Climate change is projected to increase certain types of hazard risks to the marine and coastal environment. Our report examines these risks and how we can improve resilience in the face of change.
Considering climate change risks in land use planning
Coordinated planning that considers climate risks can mitigate current and future impacts on communities. This includes land-use planning that considers the impacts of sea-level rise, including more frequent inundation and erosion.
The Department of Environment, Land, Water and Planning (DELWP) analysed how Victorian councils were considering climate change in land-use planning. A strong pattern was seen when comparing inland and coastal councils.

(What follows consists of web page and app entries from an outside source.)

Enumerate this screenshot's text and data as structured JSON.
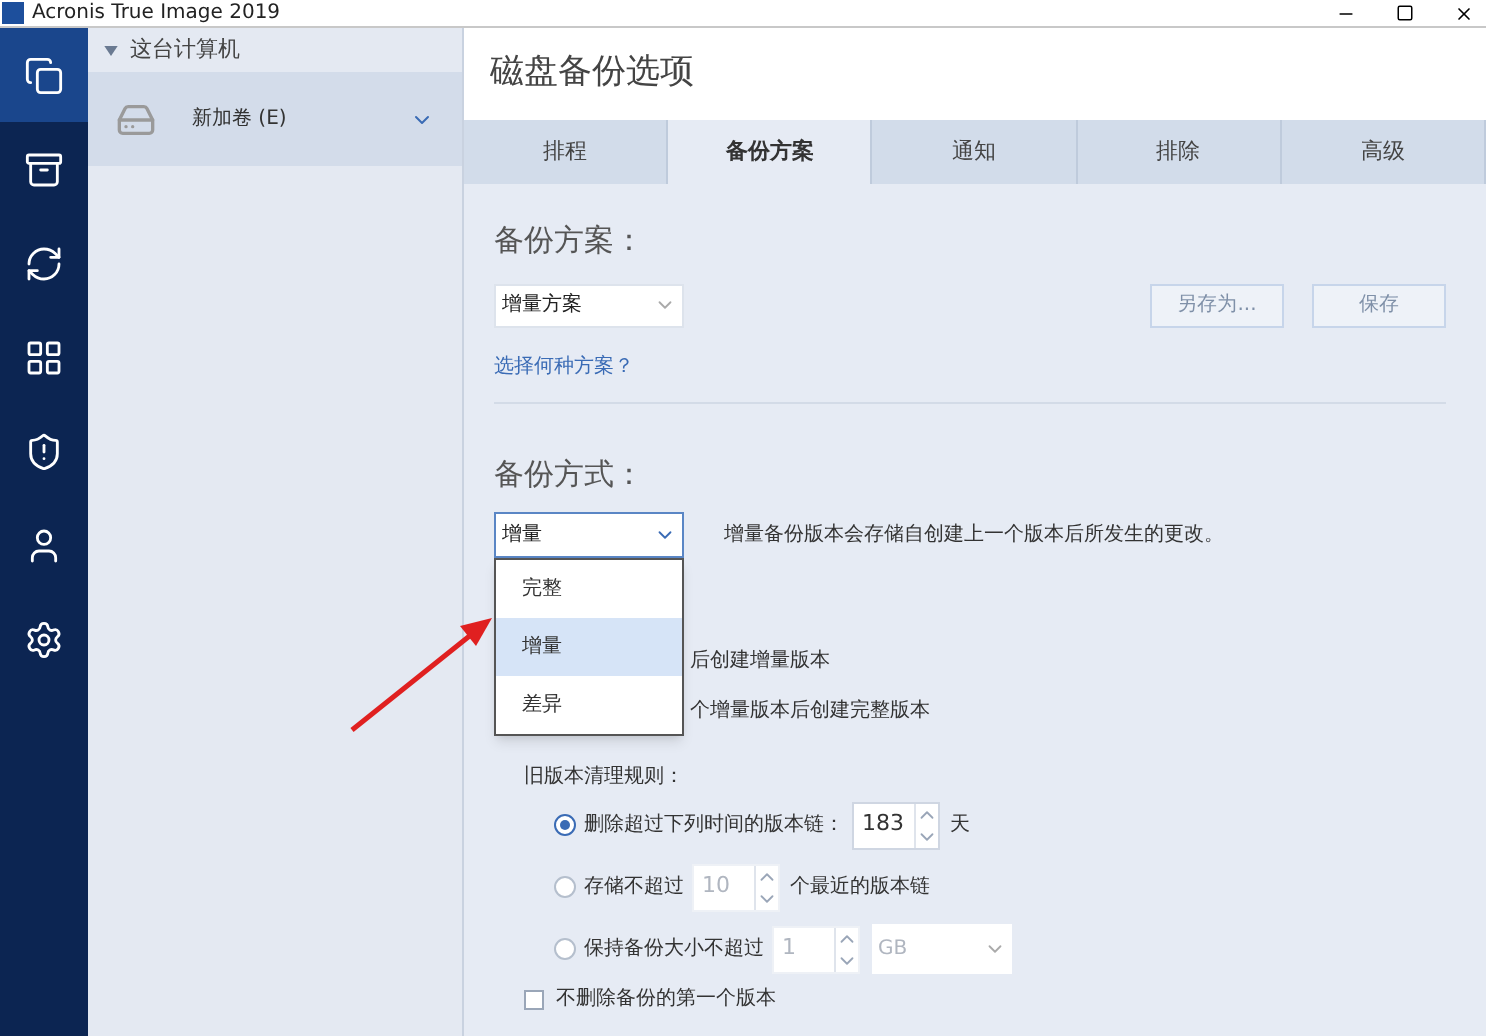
{
  "window": {
    "title": "Acronis True Image 2019"
  },
  "nav_items": [
    {
      "selected": true
    },
    {
      "selected": false
    },
    {
      "selected": false
    },
    {
      "selected": false
    },
    {
      "selected": false
    },
    {
      "selected": false
    },
    {
      "selected": false
    }
  ],
  "sidebar": {
    "section_label": "这台计算机",
    "expanded": true,
    "items": [
      {
        "label": "新加卷 (E)",
        "selected": true
      }
    ]
  },
  "page_title": "磁盘备份选项",
  "tabs": [
    {
      "label": "排程",
      "selected": false
    },
    {
      "label": "备份方案",
      "selected": true
    },
    {
      "label": "通知",
      "selected": false
    },
    {
      "label": "排除",
      "selected": false
    },
    {
      "label": "高级",
      "selected": false
    }
  ],
  "scheme": {
    "heading": "备份方案：",
    "select_value": "增量方案",
    "buttons": [
      {
        "label": "另存为...",
        "disabled": true
      },
      {
        "label": "保存",
        "disabled": true
      }
    ],
    "link": "选择何种方案？"
  },
  "method": {
    "heading": "备份方式：",
    "select_value": "增量",
    "description": "增量备份版本会存储自创建上一个版本后所发生的更改。",
    "menu_open": true,
    "menu_options": [
      {
        "label": "完整",
        "selected": false
      },
      {
        "label": "增量",
        "selected": true
      },
      {
        "label": "差异",
        "selected": false
      }
    ],
    "covered_options": [
      {
        "text": "后创建增量版本"
      },
      {
        "text": "个增量版本后创建完整版本"
      }
    ]
  },
  "cleanup": {
    "heading": "旧版本清理规则：",
    "options": [
      {
        "kind": "suffix",
        "label": "删除超过下列时间的版本链：",
        "selected": true,
        "disabled": false,
        "value": "183",
        "suffix": "天"
      },
      {
        "kind": "suffix",
        "label": "存储不超过",
        "selected": false,
        "disabled": true,
        "value": "10",
        "suffix": "个最近的版本链"
      },
      {
        "kind": "unit",
        "label": "保持备份大小不超过",
        "selected": false,
        "disabled": true,
        "value": "1",
        "unit": "GB"
      }
    ]
  },
  "keep_first": {
    "label": "不删除备份的第一个版本",
    "checked": false
  }
}
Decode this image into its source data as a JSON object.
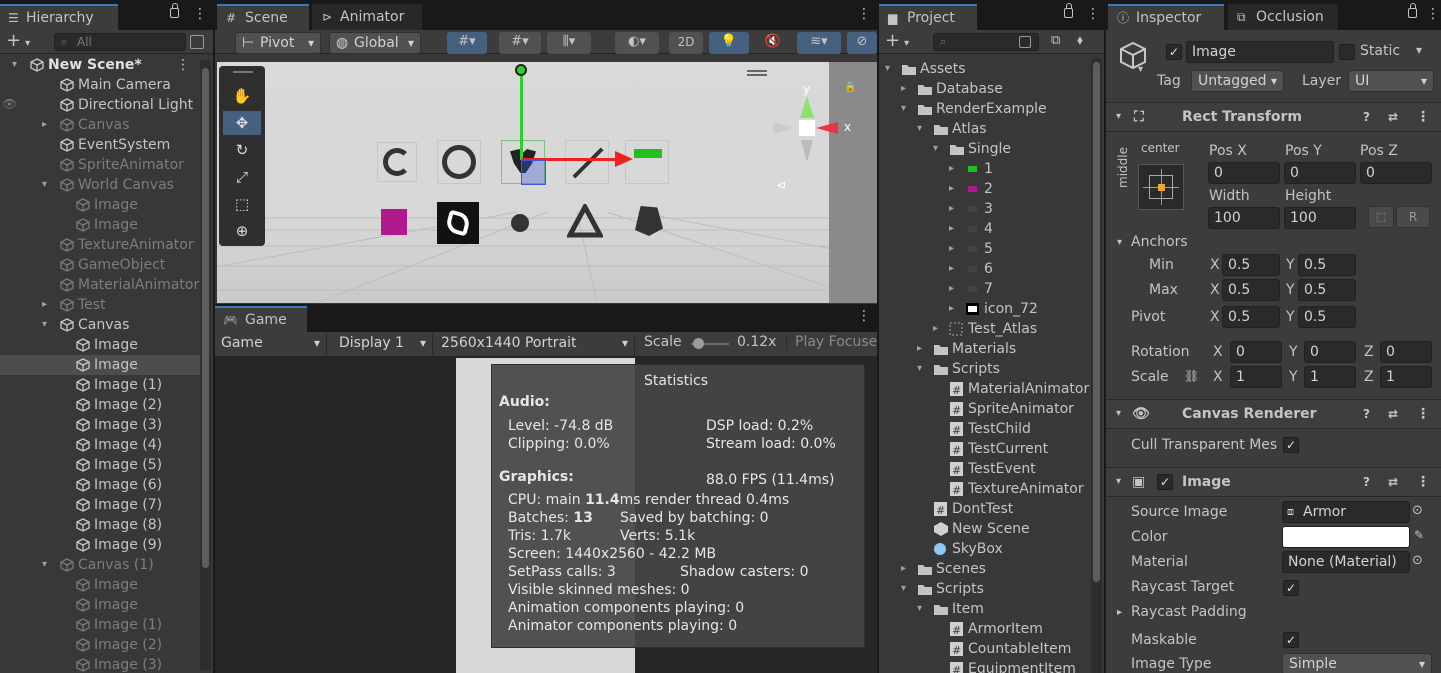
{
  "hierarchy": {
    "tab": "Hierarchy",
    "search_placeholder": "All",
    "rows": [
      {
        "label": "New Scene*",
        "bold": true
      },
      {
        "label": "Main Camera"
      },
      {
        "label": "Directional Light"
      },
      {
        "label": "Canvas",
        "dim": true
      },
      {
        "label": "EventSystem"
      },
      {
        "label": "SpriteAnimator",
        "dim": true
      },
      {
        "label": "World Canvas",
        "dim": true
      },
      {
        "label": "Image",
        "dim": true
      },
      {
        "label": "Image",
        "dim": true
      },
      {
        "label": "TextureAnimator",
        "dim": true
      },
      {
        "label": "GameObject",
        "dim": true
      },
      {
        "label": "MaterialAnimator",
        "dim": true
      },
      {
        "label": "Test",
        "dim": true
      },
      {
        "label": "Canvas"
      },
      {
        "label": "Image"
      },
      {
        "label": "Image",
        "selected": true
      },
      {
        "label": "Image (1)"
      },
      {
        "label": "Image (2)"
      },
      {
        "label": "Image (3)"
      },
      {
        "label": "Image (4)"
      },
      {
        "label": "Image (5)"
      },
      {
        "label": "Image (6)"
      },
      {
        "label": "Image (7)"
      },
      {
        "label": "Image (8)"
      },
      {
        "label": "Image (9)"
      },
      {
        "label": "Canvas (1)",
        "dim": true
      },
      {
        "label": "Image",
        "dim": true
      },
      {
        "label": "Image",
        "dim": true
      },
      {
        "label": "Image (1)",
        "dim": true
      },
      {
        "label": "Image (2)",
        "dim": true
      },
      {
        "label": "Image (3)",
        "dim": true
      }
    ]
  },
  "scene": {
    "tabs": [
      "Scene",
      "Animator"
    ],
    "pivot": "Pivot",
    "global": "Global",
    "mode_2d": "2D",
    "axis_x": "x",
    "axis_y": "y"
  },
  "game": {
    "tab": "Game",
    "mode": "Game",
    "display": "Display 1",
    "resolution": "2560x1440 Portrait",
    "scale_label": "Scale",
    "scale_value": "0.12x",
    "play_focused": "Play Focused"
  },
  "stats": {
    "title": "Statistics",
    "audio_header": "Audio:",
    "level": "Level: -74.8 dB",
    "dsp": "DSP load: 0.2%",
    "clipping": "Clipping: 0.0%",
    "stream": "Stream load: 0.0%",
    "graphics_header": "Graphics:",
    "fps": "88.0 FPS (11.4ms)",
    "cpu_prefix": "CPU: main ",
    "cpu_main": "11.4",
    "cpu_suffix": "ms  render thread 0.4ms",
    "batches_prefix": "Batches: ",
    "batches": "13",
    "saved": "Saved by batching: 0",
    "tris": "Tris: 1.7k",
    "verts": "Verts: 5.1k",
    "screen": "Screen: 1440x2560 - 42.2 MB",
    "setpass": "SetPass calls: 3",
    "shadow": "Shadow casters: 0",
    "skinned": "Visible skinned meshes: 0",
    "animation": "Animation components playing: 0",
    "animator": "Animator components playing: 0"
  },
  "project": {
    "tab": "Project",
    "rows": [
      {
        "label": "Assets",
        "type": "folder",
        "depth": 0,
        "arrow": "open"
      },
      {
        "label": "Database",
        "type": "folder",
        "depth": 1,
        "arrow": "closed"
      },
      {
        "label": "RenderExample",
        "type": "folder",
        "depth": 1,
        "arrow": "open"
      },
      {
        "label": "Atlas",
        "type": "folder",
        "depth": 2,
        "arrow": "open"
      },
      {
        "label": "Single",
        "type": "folder",
        "depth": 3,
        "arrow": "open"
      },
      {
        "label": "1",
        "type": "sprite",
        "depth": 4,
        "arrow": "closed",
        "color": "#1ec01e"
      },
      {
        "label": "2",
        "type": "sprite",
        "depth": 4,
        "arrow": "closed",
        "color": "#b01a8c"
      },
      {
        "label": "3",
        "type": "sprite",
        "depth": 4,
        "arrow": "closed",
        "color": "#444444"
      },
      {
        "label": "4",
        "type": "sprite",
        "depth": 4,
        "arrow": "closed",
        "color": "#444444"
      },
      {
        "label": "5",
        "type": "sprite",
        "depth": 4,
        "arrow": "closed",
        "color": "#444444"
      },
      {
        "label": "6",
        "type": "sprite",
        "depth": 4,
        "arrow": "closed",
        "color": "#444444"
      },
      {
        "label": "7",
        "type": "sprite",
        "depth": 4,
        "arrow": "closed",
        "color": "#444444"
      },
      {
        "label": "icon_72",
        "type": "sprite",
        "depth": 4,
        "arrow": "closed",
        "color": "#000000"
      },
      {
        "label": "Test_Atlas",
        "type": "atlas",
        "depth": 3,
        "arrow": "closed"
      },
      {
        "label": "Materials",
        "type": "folder",
        "depth": 2,
        "arrow": "closed"
      },
      {
        "label": "Scripts",
        "type": "folder",
        "depth": 2,
        "arrow": "open"
      },
      {
        "label": "MaterialAnimator",
        "type": "script",
        "depth": 3
      },
      {
        "label": "SpriteAnimator",
        "type": "script",
        "depth": 3
      },
      {
        "label": "TestChild",
        "type": "script",
        "depth": 3
      },
      {
        "label": "TestCurrent",
        "type": "script",
        "depth": 3
      },
      {
        "label": "TestEvent",
        "type": "script",
        "depth": 3
      },
      {
        "label": "TextureAnimator",
        "type": "script",
        "depth": 3
      },
      {
        "label": "DontTest",
        "type": "script",
        "depth": 2
      },
      {
        "label": "New Scene",
        "type": "scene",
        "depth": 2
      },
      {
        "label": "SkyBox",
        "type": "material",
        "depth": 2
      },
      {
        "label": "Scenes",
        "type": "folder",
        "depth": 1,
        "arrow": "closed"
      },
      {
        "label": "Scripts",
        "type": "folder",
        "depth": 1,
        "arrow": "open"
      },
      {
        "label": "Item",
        "type": "folder",
        "depth": 2,
        "arrow": "open"
      },
      {
        "label": "ArmorItem",
        "type": "script",
        "depth": 3
      },
      {
        "label": "CountableItem",
        "type": "script",
        "depth": 3
      },
      {
        "label": "EquipmentItem",
        "type": "script",
        "depth": 3
      }
    ]
  },
  "inspector": {
    "tabs": [
      "Inspector",
      "Occlusion"
    ],
    "object_name": "Image",
    "static_label": "Static",
    "tag_label": "Tag",
    "tag_value": "Untagged",
    "layer_label": "Layer",
    "layer_value": "UI",
    "rect_transform": {
      "title": "Rect Transform",
      "anchor_h": "center",
      "anchor_v": "middle",
      "pos_x_label": "Pos X",
      "pos_x": "0",
      "pos_y_label": "Pos Y",
      "pos_y": "0",
      "pos_z_label": "Pos Z",
      "pos_z": "0",
      "width_label": "Width",
      "width": "100",
      "height_label": "Height",
      "height": "100",
      "r_button": "R",
      "anchors_label": "Anchors",
      "min_label": "Min",
      "min_x": "0.5",
      "min_y": "0.5",
      "max_label": "Max",
      "max_x": "0.5",
      "max_y": "0.5",
      "pivot_label": "Pivot",
      "pivot_x": "0.5",
      "pivot_y": "0.5",
      "rotation_label": "Rotation",
      "rot_x": "0",
      "rot_y": "0",
      "rot_z": "0",
      "scale_label": "Scale",
      "scale_x": "1",
      "scale_y": "1",
      "scale_z": "1",
      "x": "X",
      "y": "Y",
      "z": "Z"
    },
    "canvas_renderer": {
      "title": "Canvas Renderer",
      "cull_label": "Cull Transparent Mesh"
    },
    "image": {
      "title": "Image",
      "source_label": "Source Image",
      "source_value": "Armor",
      "color_label": "Color",
      "material_label": "Material",
      "material_value": "None (Material)",
      "raycast_label": "Raycast Target",
      "raycast_padding_label": "Raycast Padding",
      "maskable_label": "Maskable",
      "image_type_label": "Image Type",
      "image_type_value": "Simple"
    }
  }
}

Coastal councils were three times more likely to have an intermediate, high or advanced consideration. In 2018, 30 percent of coastal councils were assessed as having no or basic integration of climate change into land-use planning.
Catchment Management Authorities
Victoria is divided into ten catchment and land protection regions. Catchment Management Authorities (CMAs) plan and coordinate land, water and biodiversity management in each of these regions. All ten CMAs across Victoria are implementing Climate Change Adaptation Plans or Strategies. These were developed using CSIRO's latest climate change projections and in conjunction with key Australian research organisations.
Coastal blue carbon ecosystems
Blue carbon is the carbon stored in coastal and marine ecosystems. including mangroves, tidal marshes and seagrasses. Caring for these ecosystems offers opportunities for carbon sequestration and the mitigation of greenhouse gas emissions. It can also enhance fisheries and increase resilience of coasts to rising sea levels and storm surges. Research published in 2019 found that allowing coastal wetlands in Victoria to naturally retreat with sea-level rise could capture and store 1.6 million tonnes of carbon by 2050 with a value of $65 million.
Data source: DELWP
Data source: Catchment Management Authorities
Data source: DELWP
Data source: Emergency Management Victoria